A new research report from Deloitte and Oxford University has predicted that within the next 20 years 35% of jobs currently carried out by human staff will be lost to robots, as the use of automation in industry increases.

With this in mind, the next generation of workers will need to develop skills that computers cannot replace. And those who do are likely to become highly valuable within the employment market. Not only will their roles be safeguarded against automation, but these are skills that employers will come to value much more highly as the proportion of unfeeling robots in their workforce increases.

And yet my experience as an employer is that while workers are becoming increasingly adept at using technology, they are losing the softer skills that will give them the edge over robotics, such as emotional intelligence, good verbal communication, listening and empathy.

Indeed, only one in five of the 1,000 applicants interviewed in the past 12 months for positions at my business, call answering service alldayPA, demonstrated the necessary skills in these areas in order to progress in the recruitment process.

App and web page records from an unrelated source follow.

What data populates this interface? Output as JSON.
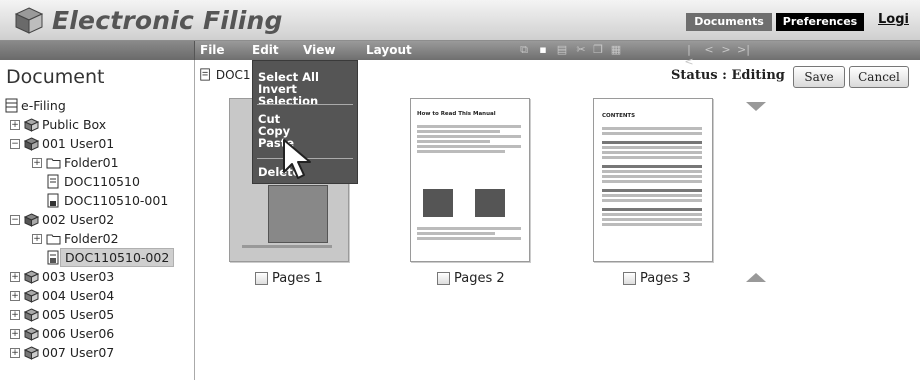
{
  "app": {
    "title": "Electronic Filing"
  },
  "header": {
    "documents_label": "Documents",
    "preferences_label": "Preferences",
    "login_label": "Logi"
  },
  "menubar": {
    "file": "File",
    "edit": "Edit",
    "view": "View",
    "layout": "Layout"
  },
  "sidebar": {
    "title": "Document",
    "root": "e-Filing",
    "items": [
      "Public Box",
      "001 User01",
      "Folder01",
      "DOC110510",
      "DOC110510-001",
      "002 User02",
      "Folder02",
      "DOC110510-002",
      "003 User03",
      "004 User04",
      "005 User05",
      "006 User06",
      "007 User07"
    ]
  },
  "content": {
    "doc_label": "DOC1",
    "status": "Status : Editing",
    "save_label": "Save",
    "cancel_label": "Cancel",
    "pages": [
      "Pages 1",
      "Pages 2",
      "Pages 3"
    ],
    "thumb2_title": "How to Read This Manual",
    "thumb3_title": "CONTENTS"
  },
  "edit_menu": {
    "items": [
      "Select All",
      "Invert Selection",
      "Cut",
      "Copy",
      "Paste",
      "Delete"
    ]
  }
}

That means a huge 80% were found lacking in the skills that allow people to listen, empathise, make decisions as to how to react to human interaction, and give the impression they care.

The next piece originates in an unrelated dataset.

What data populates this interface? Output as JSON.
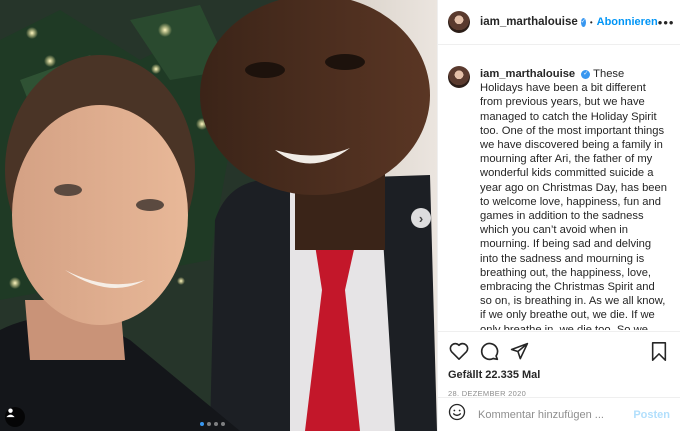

We are seeing the first generation that has grown up with automation entering the workplace. They shop on the internet, talk to friends through social media, and even play online games in their leisure time – and crucially, as a result, have less experience of verbal communication. Young people aren’t exposed to enough examples of good customer service either face-to-face or over the telephone, to develop these skills themselves without some extra help.

It is in the interest of employers to ensure that people are equipped with the skills that computers cannot, as yet, replicate. In-company training in these areas will upskill the existing workforce in the short term – and in the longer term once automation sets in, will mean businesses won’t need to scrabble about to secure human talent with these skills, as their workforce will already be well-equipped. At alldayPA we have established an internal training academy in order to ensure our own workforce is equipped in this way.

Businesses should also seriously consider campaigning for the education system to be adjusted accordingly. Companies can look at working directly with educators via guest lectures, talks, workshops and internship programmes, in order to help implement and inspire this change themselves.

But the most significant changes to the system should be introduced at a national level. And if enough businesses are willing to convey just how much of an issue they feel this could become, there is no reason why the government cannot be inspired to make curriculum changes to achieve this.

With many existing white-collar jobs expected to go into decline as robotics take over, it has never been more important for education professionals to re-evaluate the future jobs market, and adjust the education system accordingly to ensure they are placing less emphasis on the skills that will lead to career paths likely to be taken over by automation.

Future generations’ career expectations also need to be managed, so that they understand the nature of the employment market they are likely to be walking into, the skills they need to develop in order to be successful, and the opportunities the future employment market will and will not offer.

Reuben Singh is CEO at alldayPA